Look for the string "category" in the data below, and copy each line that holds it.

MATERIALS PROVIDED:
________________
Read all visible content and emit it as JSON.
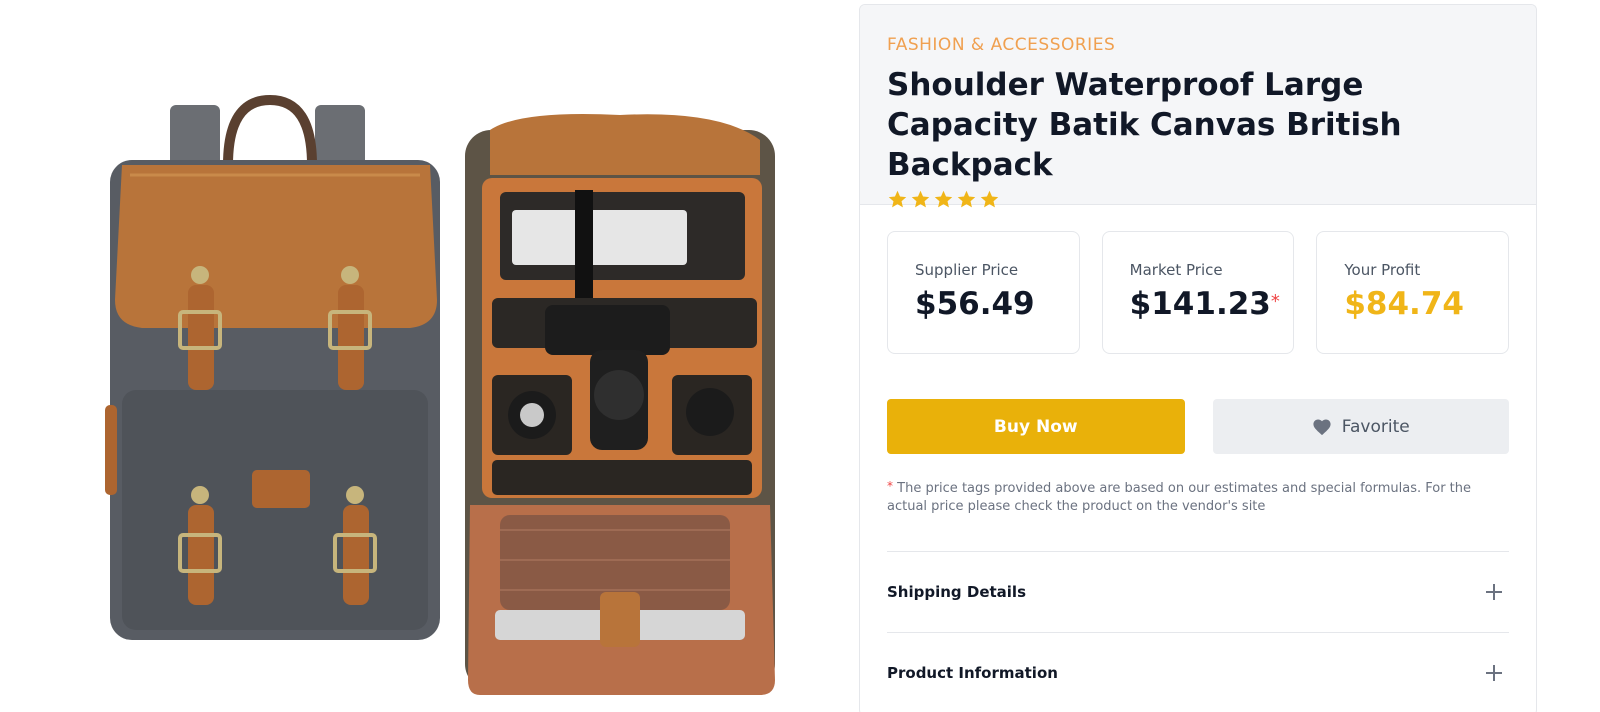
{
  "product": {
    "category": "FASHION & ACCESSORIES",
    "title": "Shoulder Waterproof Large Capacity Batik Canvas British Backpack",
    "rating": 5,
    "image_alt_icon": "backpack-image"
  },
  "prices": {
    "supplier_label": "Supplier Price",
    "supplier_value": "$56.49",
    "market_label": "Market Price",
    "market_value": "$141.23",
    "market_asterisk": "*",
    "profit_label": "Your Profit",
    "profit_value": "$84.74"
  },
  "actions": {
    "buy_label": "Buy Now",
    "favorite_label": "Favorite"
  },
  "note": {
    "asterisk": "*",
    "text": "The price tags provided above are based on our estimates and special formulas. For the actual price please check the product on the vendor's site"
  },
  "accordion": {
    "shipping_label": "Shipping Details",
    "info_label": "Product Information"
  },
  "colors": {
    "accent": "#e9b10a",
    "profit": "#f0b518",
    "category": "#f0a050",
    "star": "#f0b518"
  }
}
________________
EXERCISE OUTPUT:
    "category": "FASHION & ACCESSORIES",
    "category": "#f0a050",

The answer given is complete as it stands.